Q. I'm really busy, can I have my research coordinator or clinic manager respond to requests from the Human Research Review Board on my behalf?
A. Federal regulations require that the Human Research Review Board must communicate directly with the Principal Investigator regarding protocol-related issues. Accordingly, all correspondence and/or application submissions from (or on behalf of) the Principal Investigator must be submitted to the Human Research Review Board over the Principal Investigator's signature. The Human Research Review Board may return any protocol-related correspondence that is received without evidence of the Principal Investigator's approval.
Q. Do I need to list in my protocol application all of the research staff members that might be asked to participate on my approved research project?
A. All research staff members that participate in a Baptist Health System approved research project by performing research procedures must be included on the application as a Sub-investigator, be listed on the 1572, and be listed on the consent form. If the work performed on the research project would allow the staff person to receive credit in publications resulting from the research, then his or her name must be listed on the protocol. If, on the other hand, the staff person's role is part of his or her regular paid duties (i.e., phlebotomist, x-ray technician, research coordinator, etc.) and involvement in the project is limited to performing those duties without contributing to the research endeavor, then such individuals need not be listed as Sub-investigators. If your research team should change once the project is approved, you must submit a modification to your protocol adding the new investigator(s) or removing those no longer involved.
Q. Is there any research-related assistance available to investigators located at the Baptist Health System?
A. Yes, the Human Research Review Board office was established to assist staff with human subject research issues and provide regulatory guidance. It is located in the Referral Clinic, Suite 122 of the Trinity Medical Center.
Vyvette Isabelle, MBA, CIM
Coordinator, Human Research Review Board
Baptist Health System
3201 Fourth Avenue South
Birmingham, AL 35222
Q. Why was I given less than a 12 month approval?
A. It is mandated by Federal regulations that the Human Research Review Board grant approvals for a period not to exceed 365 days. However, the Human Research Review Board has authority to require review more frequently than 365 days when the risks presented by a protocol warrant it.

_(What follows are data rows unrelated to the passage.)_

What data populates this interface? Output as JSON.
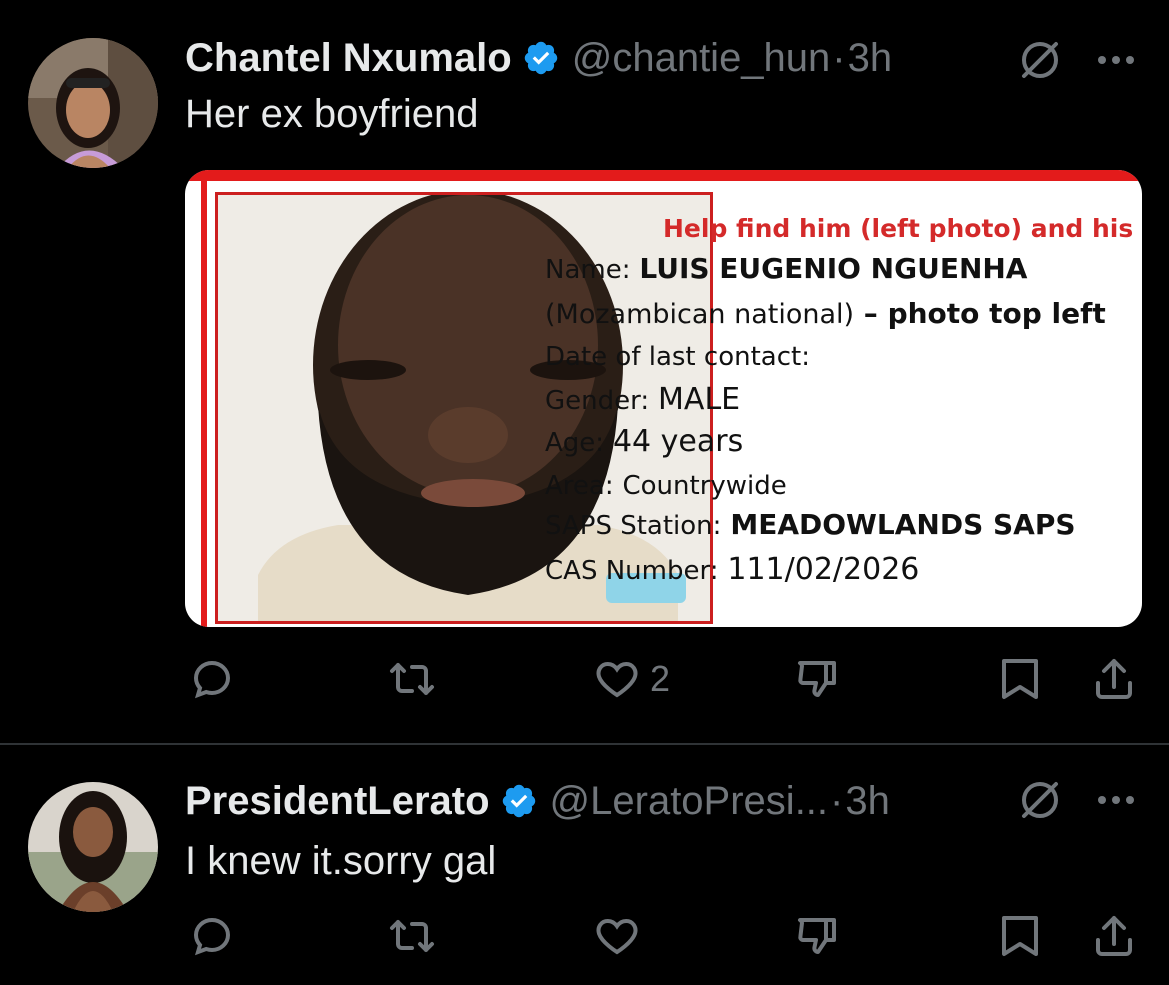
{
  "tweets": [
    {
      "display_name": "Chantel Nxumalo",
      "handle": "@chantie_hun",
      "separator": "·",
      "time": "3h",
      "text": "Her ex boyfriend",
      "avatar_icon": "profile-photo",
      "verified_icon": "verified-badge-icon",
      "media": {
        "headline": "Help find him (left photo) and his pa",
        "name_label": "Name:",
        "name_value": "LUIS EUGENIO NGUENHA",
        "nationality_open": "(Mozambican national)",
        "nationality_dash": " – ",
        "nationality_note": "photo top left",
        "last_contact_label": "Date of last contact:",
        "gender_label": "Gender:",
        "gender_value": "MALE",
        "age_label": "Age:",
        "age_value": "44 years",
        "area_label": "Area:",
        "area_value": "Countrywide",
        "station_label": "SAPS Station:",
        "station_value": "MEADOWLANDS SAPS",
        "cas_label": "CAS Number:",
        "cas_value": "111/02/2026"
      },
      "actions": {
        "reply_count": "",
        "retweet_count": "",
        "like_count": "2",
        "dislike_count": ""
      }
    },
    {
      "display_name": "PresidentLerato",
      "handle": "@LeratoPresi...",
      "separator": "·",
      "time": "3h",
      "text": "I knew it.sorry gal",
      "avatar_icon": "profile-photo",
      "verified_icon": "verified-badge-icon",
      "actions": {
        "reply_count": "",
        "retweet_count": "",
        "like_count": "",
        "dislike_count": ""
      }
    }
  ],
  "colors": {
    "background": "#000000",
    "primary_text": "#e7e9ea",
    "secondary_text": "#71767b",
    "verified_blue": "#1d9bf0",
    "divider": "#2f3336",
    "poster_red": "#e31b1b"
  }
}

Q. What is the fastest way to find out what happened to my study at an Human Research Review Board meeting?
A. Call the Human Research Review Board office at (205) 715-5308 following the Human Research Review Board meeting. The Human Research Review Board meets on the second Friday of the month.
Note: This will provide you with the status of your protocol only. Approval/disapproval letters will be sent directly to the Principal Investigator within five (5) working days of the meeting at which the protocol was reviewed. Generally, a copy of the letter to the Principal Investigator will also be sent to the Research Coordinator.